DEFRA issued the strategy in August in a new attempt to improve treatment and lessen reliance on landfill (ENDS Report 415, p 40 ). It includes a series of principles defining how hazardous waste should be managed. For example, producers must ensure it is treated in line with the waste hierarchy: if a waste can be recycled or sent for energy recovery, it should not be landfilled.
But consultation responses suggest a more detailed strategy is needed if new treatment infrastructure is to be built.
"The current strategy is far short of what we believe is required and will require significant improvement if [DEFRA’s] aims are to be met," says Waste Recycling Group’s response. This view is echoed in the three other responses seen by ENDS.
Many of the complaints focus on the strategy’s enforceability. For example, the Chartered Institution of Wastes Management (CIWM) says: "DEFRA has stated that the strategy is an advisory document and that the principles thus have little or no legal status." This is "unsatisfactory" and will prevent firms having the confidence to invest in treatment infrastructure.

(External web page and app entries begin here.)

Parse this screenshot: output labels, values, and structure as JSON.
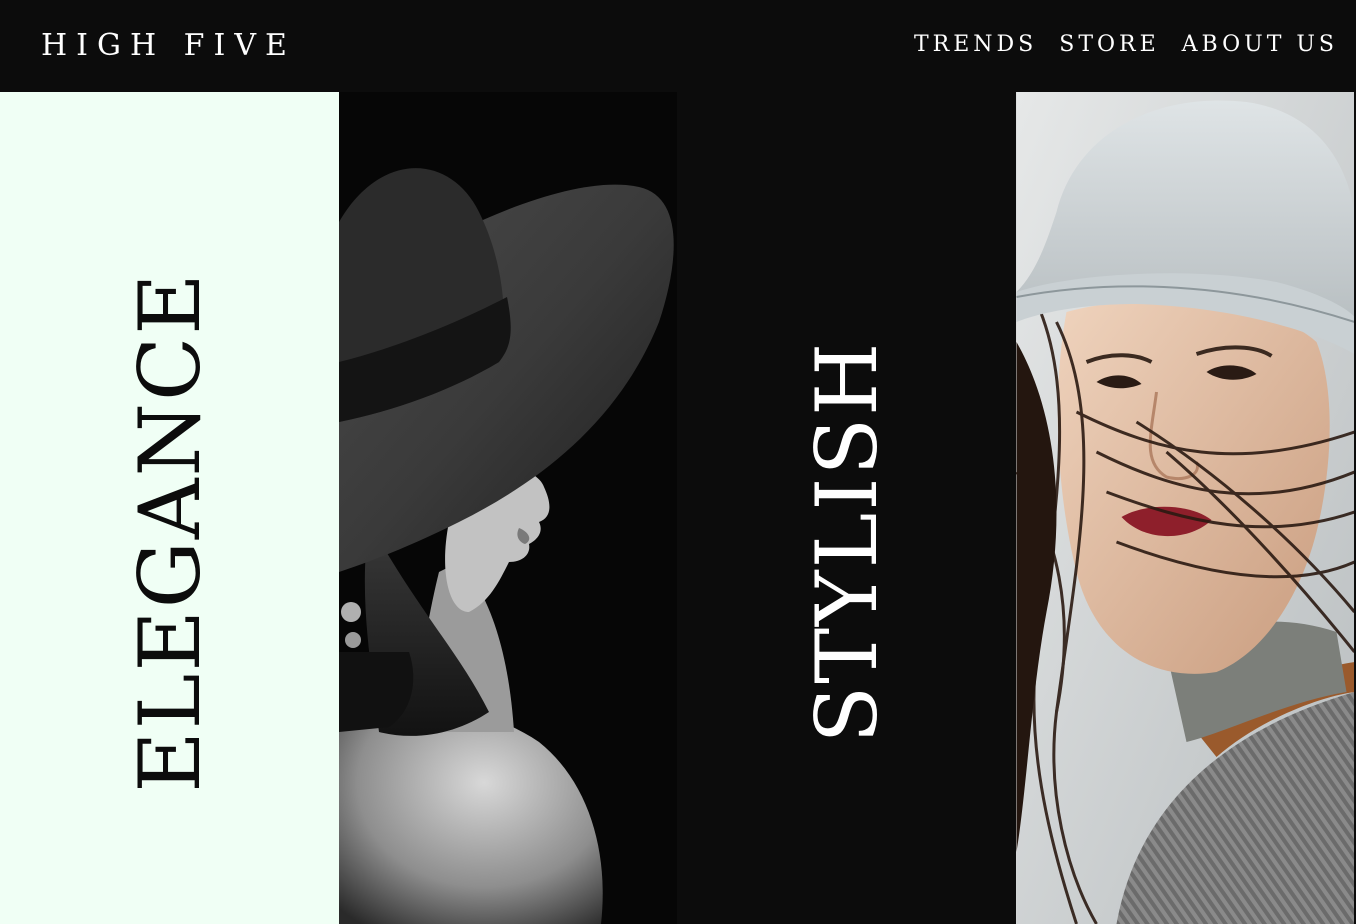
{
  "header": {
    "brand": "HIGH FIVE",
    "nav": [
      {
        "label": "TRENDS"
      },
      {
        "label": "STORE"
      },
      {
        "label": "ABOUT US"
      }
    ]
  },
  "panels": {
    "left_word": "ELEGANCE",
    "center_word": "STYLISH"
  },
  "colors": {
    "background": "#0c0c0c",
    "mint": "#f0fff5",
    "text_light": "#ffffff",
    "text_dark": "#0c0c0c"
  }
}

Currently, the Environment Agency could be challenged in the courts if it tried to force a firm to dispose of its waste in a particular way.
Castle Environmental’s response echoes this point. It draws attention to DEFRA’s comment that some wastes can depart from the waste hierarchy "where this is justified by life-cycle thinking". This may have benefits in some circumstances, Castle says, but "it also presents a potential loophole that could be legally challenged and is likely to generate uncertainty [and prevent investment]".

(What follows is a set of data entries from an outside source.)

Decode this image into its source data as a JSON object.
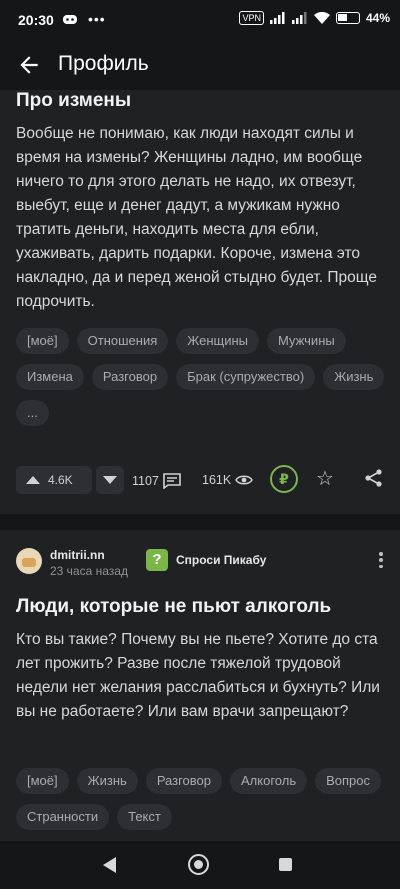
{
  "status_bar": {
    "time": "20:30",
    "battery": "44%",
    "vpn": "VPN"
  },
  "app_bar": {
    "title": "Профиль"
  },
  "post1": {
    "title": "Про измены",
    "text": "Вообще не понимаю, как люди находят силы и время на измены? Женщины ладно, им вообще ничего то для этого делать не надо, их отвезут, выебут, еще и денег дадут, а мужикам нужно тратить деньги, находить места для ебли, ухаживать, дарить подарки. Короче, измена это накладно, да и перед женой стыдно будет. Проще подрочить.",
    "tags": [
      "[моё]",
      "Отношения",
      "Женщины",
      "Мужчины",
      "Измена",
      "Разговор",
      "Брак (супружество)",
      "Жизнь",
      "..."
    ],
    "rating": "4.6K",
    "comments": "1107",
    "views": "161K"
  },
  "post2": {
    "author": "dmitrii.nn",
    "time_ago": "23 часа назад",
    "community": "Спроси Пикабу",
    "title": "Люди, которые не пьют алкоголь",
    "text": "Кто вы такие? Почему вы не пьете? Хотите до ста лет прожить? Разве после тяжелой трудовой недели нет желания расслабиться и бухнуть? Или вы не работаете? Или вам врачи запрещают?",
    "tags": [
      "[моё]",
      "Жизнь",
      "Разговор",
      "Алкоголь",
      "Вопрос",
      "Странности",
      "Текст"
    ]
  },
  "colors": {
    "background": "#1f2124",
    "bar": "#141618",
    "accent": "#7ab648",
    "chip": "#2c2f33"
  }
}
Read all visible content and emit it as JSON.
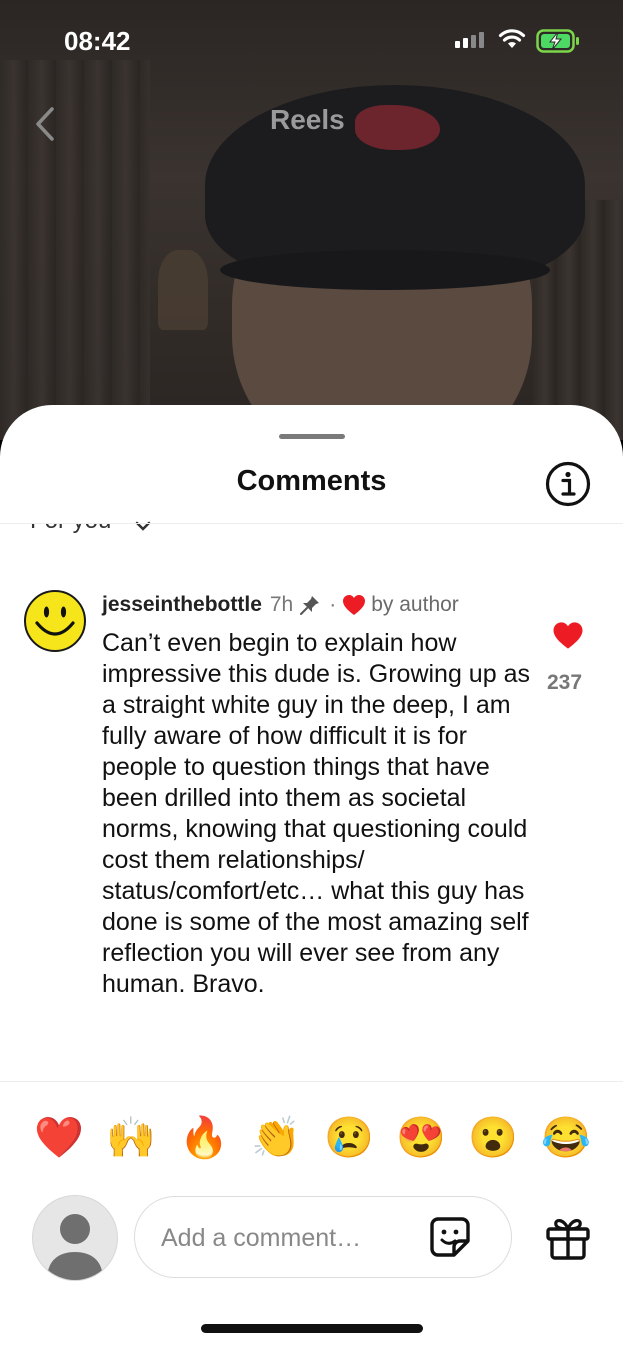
{
  "status_bar": {
    "time": "08:42"
  },
  "nav": {
    "title": "Reels"
  },
  "sheet": {
    "title": "Comments",
    "sort_label": "For you"
  },
  "comment": {
    "username": "jesseinthebottle",
    "time_ago": "7h",
    "liked_by_label": "by author",
    "text": "Can’t even begin to explain how impressive this dude is. Growing up as a straight white guy in the deep, I am fully aware of how difficult it is for people to question things that have been drilled into them as societal norms, knowing that questioning could cost them relationships/ status/comfort/etc… what this guy has done is some of the most amazing self reflection you will ever see from any human. Bravo.",
    "like_count": "237",
    "heart_color": "#ed1c24"
  },
  "quick_reactions": [
    "❤️",
    "🙌",
    "🔥",
    "👏",
    "😢",
    "😍",
    "😮",
    "😂"
  ],
  "composer": {
    "placeholder": "Add a comment…",
    "value": ""
  },
  "icons": {
    "back": "chevron-left-icon",
    "info": "info-icon",
    "pin": "pin-icon",
    "sticker": "sticker-icon",
    "gift": "gift-icon"
  }
}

CIWM is also concerned the strategy only applies to England, which may lead to ‘waste tourism’. It needs to apply across the UK to prevent firms sending hazardous wastes to Scotland or Wales so they can be landfilled rather than undergoing costly treatment.

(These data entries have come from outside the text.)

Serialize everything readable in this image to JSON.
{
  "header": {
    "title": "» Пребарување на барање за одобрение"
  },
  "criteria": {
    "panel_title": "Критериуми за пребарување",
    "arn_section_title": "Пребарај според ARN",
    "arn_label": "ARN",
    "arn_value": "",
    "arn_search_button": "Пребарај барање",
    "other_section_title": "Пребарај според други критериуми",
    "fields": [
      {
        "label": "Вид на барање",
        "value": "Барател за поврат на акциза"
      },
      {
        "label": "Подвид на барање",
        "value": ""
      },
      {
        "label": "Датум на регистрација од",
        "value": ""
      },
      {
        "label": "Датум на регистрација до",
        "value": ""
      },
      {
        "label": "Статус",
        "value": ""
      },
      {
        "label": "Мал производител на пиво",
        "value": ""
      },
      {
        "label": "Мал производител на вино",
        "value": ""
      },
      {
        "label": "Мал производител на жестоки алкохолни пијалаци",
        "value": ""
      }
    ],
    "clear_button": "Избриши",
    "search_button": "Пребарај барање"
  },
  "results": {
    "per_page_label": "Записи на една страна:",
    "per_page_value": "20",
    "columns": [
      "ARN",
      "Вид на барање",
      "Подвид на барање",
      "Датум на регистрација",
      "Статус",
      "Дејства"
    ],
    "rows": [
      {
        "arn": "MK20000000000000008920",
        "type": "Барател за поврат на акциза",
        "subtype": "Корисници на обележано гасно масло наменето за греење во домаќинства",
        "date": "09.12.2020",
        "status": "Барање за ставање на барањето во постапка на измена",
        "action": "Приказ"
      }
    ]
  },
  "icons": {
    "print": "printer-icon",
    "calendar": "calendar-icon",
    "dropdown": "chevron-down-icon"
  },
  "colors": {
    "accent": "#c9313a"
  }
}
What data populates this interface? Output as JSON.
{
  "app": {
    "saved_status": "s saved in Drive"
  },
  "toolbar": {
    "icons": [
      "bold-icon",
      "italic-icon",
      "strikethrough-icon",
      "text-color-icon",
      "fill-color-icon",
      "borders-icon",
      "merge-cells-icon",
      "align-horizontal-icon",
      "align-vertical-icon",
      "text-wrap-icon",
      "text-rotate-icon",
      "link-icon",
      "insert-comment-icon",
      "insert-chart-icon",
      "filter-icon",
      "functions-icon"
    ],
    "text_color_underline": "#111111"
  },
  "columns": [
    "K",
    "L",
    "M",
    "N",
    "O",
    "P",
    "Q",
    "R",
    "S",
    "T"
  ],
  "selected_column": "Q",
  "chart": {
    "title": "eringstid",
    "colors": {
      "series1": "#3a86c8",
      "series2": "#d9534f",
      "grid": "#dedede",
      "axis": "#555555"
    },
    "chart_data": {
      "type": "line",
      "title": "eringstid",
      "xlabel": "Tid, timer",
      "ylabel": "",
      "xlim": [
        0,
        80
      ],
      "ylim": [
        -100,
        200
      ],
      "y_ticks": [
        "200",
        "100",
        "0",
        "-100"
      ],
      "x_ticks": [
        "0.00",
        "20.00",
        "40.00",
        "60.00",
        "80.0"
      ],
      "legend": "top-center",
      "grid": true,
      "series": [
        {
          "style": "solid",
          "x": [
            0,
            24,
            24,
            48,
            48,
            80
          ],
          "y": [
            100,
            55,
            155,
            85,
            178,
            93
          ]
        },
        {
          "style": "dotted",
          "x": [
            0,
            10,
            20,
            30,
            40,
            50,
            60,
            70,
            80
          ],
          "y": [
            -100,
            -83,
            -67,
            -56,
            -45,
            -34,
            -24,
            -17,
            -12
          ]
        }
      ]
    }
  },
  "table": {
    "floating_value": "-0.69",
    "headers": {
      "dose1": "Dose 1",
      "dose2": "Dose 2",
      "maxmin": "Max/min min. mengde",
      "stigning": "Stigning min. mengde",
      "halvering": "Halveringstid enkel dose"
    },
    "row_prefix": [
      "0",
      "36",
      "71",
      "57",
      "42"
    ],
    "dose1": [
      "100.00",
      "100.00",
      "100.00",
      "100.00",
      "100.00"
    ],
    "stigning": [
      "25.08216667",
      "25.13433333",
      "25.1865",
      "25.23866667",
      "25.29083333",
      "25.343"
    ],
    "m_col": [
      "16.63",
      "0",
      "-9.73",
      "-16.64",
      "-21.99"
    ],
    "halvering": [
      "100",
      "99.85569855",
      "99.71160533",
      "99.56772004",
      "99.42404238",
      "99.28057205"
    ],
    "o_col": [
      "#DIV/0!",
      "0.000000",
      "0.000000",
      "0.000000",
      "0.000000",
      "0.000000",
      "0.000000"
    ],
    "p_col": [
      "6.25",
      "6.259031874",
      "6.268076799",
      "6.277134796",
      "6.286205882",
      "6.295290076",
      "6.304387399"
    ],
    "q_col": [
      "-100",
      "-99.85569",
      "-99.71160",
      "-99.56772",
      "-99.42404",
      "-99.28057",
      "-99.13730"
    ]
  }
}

DEFRA also needs to state how it will stop firms exporting waste, according to CIWM. "If a new facility is built in the UK to enable a particular waste to move up the hierarchy… then it should not be possible to continue to use… a ‘lower’ facility simply by shipping the waste to another EU member state."
CIWM says there are precedents for this. France does not allow incinerator fly-ash to be sent to Germany for long-term storage.
WRG and hazardous waste firm Augean make similar comments in their responses. WRG says: "If self-sufficiency [in treatment capacity] is the goal then there needs to be a clear ban on export of waste." Many EU treatment facilities receive state subsidies so can offer lower prices than UK plants.
Augean also criticises DEFRA for not clearly explaining how producers can be made to show they have followed the waste hierarchy. DEFRA suggested this could be a condition of planning consents, but Augean says that "could not be applied retrospectively".
The responses also criticise the principles themselves. For example, WRG says they need to provide advice on specific waste streams. It draws particular attention to air pollution control residues from incineration and power plants. Currently these are classified as hazardous waste, but after treatment are often sent to non-hazardous landfill even though their hazardous properties have not been chemically altered.
WRG says these residues "may be highly polluting" and should only go to hazardous landfills, which have higher engineering standards. This is the line taken on the continent.